▶ **Description of the task**: Every record below must be written out exactly. Leave out the pictures.

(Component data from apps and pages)
>>>

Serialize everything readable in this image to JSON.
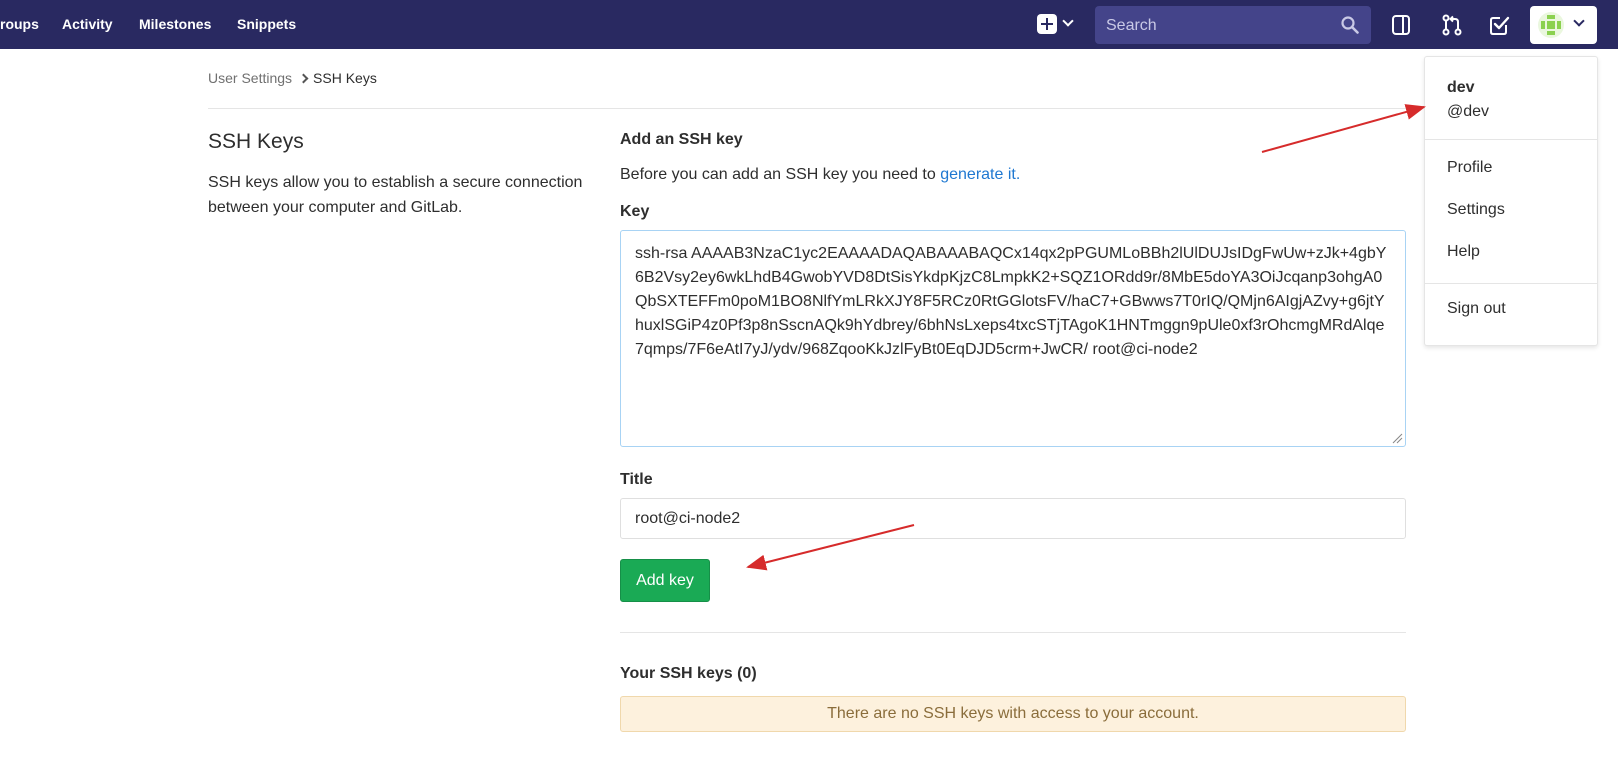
{
  "nav": {
    "items": [
      {
        "label": "roups"
      },
      {
        "label": "Activity"
      },
      {
        "label": "Milestones"
      },
      {
        "label": "Snippets"
      }
    ],
    "search_placeholder": "Search",
    "brand_color": "#292961"
  },
  "breadcrumb": {
    "parent": "User Settings",
    "current": "SSH Keys"
  },
  "section": {
    "title": "SSH Keys",
    "description": "SSH keys allow you to establish a secure connection between your computer and GitLab."
  },
  "form": {
    "heading": "Add an SSH key",
    "intro_text": "Before you can add an SSH key you need to",
    "intro_link": "generate it.",
    "key_label": "Key",
    "key_value": "ssh-rsa AAAAB3NzaC1yc2EAAAADAQABAAABAQCx14qx2pPGUMLoBBh2lUlDUJsIDgFwUw+zJk+4gbY6B2Vsy2ey6wkLhdB4GwobYVD8DtSisYkdpKjzC8LmpkK2+SQZ1ORdd9r/8MbE5doYA3OiJcqanp3ohgA0QbSXTEFFm0poM1BO8NlfYmLRkXJY8F5RCz0RtGGlotsFV/haC7+GBwws7T0rIQ/QMjn6AIgjAZvy+g6jtYhuxlSGiP4z0Pf3p8nSscnAQk9hYdbrey/6bhNsLxeps4txcSTjTAgoK1HNTmggn9pUle0xf3rOhcmgMRdAlqe7qmps/7F6eAtI7yJ/ydv/968ZqooKkJzlFyBt0EqDJD5crm+JwCR/ root@ci-node2",
    "title_label": "Title",
    "title_value": "root@ci-node2",
    "submit_label": "Add key",
    "submit_color": "#1aaa55"
  },
  "keys_list": {
    "heading": "Your SSH keys (0)",
    "empty_message": "There are no SSH keys with access to your account."
  },
  "user_menu": {
    "name": "dev",
    "username": "@dev",
    "items": [
      {
        "label": "Profile"
      },
      {
        "label": "Settings"
      },
      {
        "label": "Help"
      }
    ],
    "sign_out": "Sign out"
  }
}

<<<

▶ **Result of the task**:
Serialize everything readable in this image to JSON.
{
  "nav": {
    "items": [
      {
        "label": "roups"
      },
      {
        "label": "Activity"
      },
      {
        "label": "Milestones"
      },
      {
        "label": "Snippets"
      }
    ],
    "search_placeholder": "Search",
    "brand_color": "#292961"
  },
  "breadcrumb": {
    "parent": "User Settings",
    "current": "SSH Keys"
  },
  "section": {
    "title": "SSH Keys",
    "description": "SSH keys allow you to establish a secure connection between your computer and GitLab."
  },
  "form": {
    "heading": "Add an SSH key",
    "intro_text": "Before you can add an SSH key you need to",
    "intro_link": "generate it.",
    "key_label": "Key",
    "key_value": "ssh-rsa AAAAB3NzaC1yc2EAAAADAQABAAABAQCx14qx2pPGUMLoBBh2lUlDUJsIDgFwUw+zJk+4gbY6B2Vsy2ey6wkLhdB4GwobYVD8DtSisYkdpKjzC8LmpkK2+SQZ1ORdd9r/8MbE5doYA3OiJcqanp3ohgA0QbSXTEFFm0poM1BO8NlfYmLRkXJY8F5RCz0RtGGlotsFV/haC7+GBwws7T0rIQ/QMjn6AIgjAZvy+g6jtYhuxlSGiP4z0Pf3p8nSscnAQk9hYdbrey/6bhNsLxeps4txcSTjTAgoK1HNTmggn9pUle0xf3rOhcmgMRdAlqe7qmps/7F6eAtI7yJ/ydv/968ZqooKkJzlFyBt0EqDJD5crm+JwCR/ root@ci-node2",
    "title_label": "Title",
    "title_value": "root@ci-node2",
    "submit_label": "Add key",
    "submit_color": "#1aaa55"
  },
  "keys_list": {
    "heading": "Your SSH keys (0)",
    "empty_message": "There are no SSH keys with access to your account."
  },
  "user_menu": {
    "name": "dev",
    "username": "@dev",
    "items": [
      {
        "label": "Profile"
      },
      {
        "label": "Settings"
      },
      {
        "label": "Help"
      }
    ],
    "sign_out": "Sign out"
  }
}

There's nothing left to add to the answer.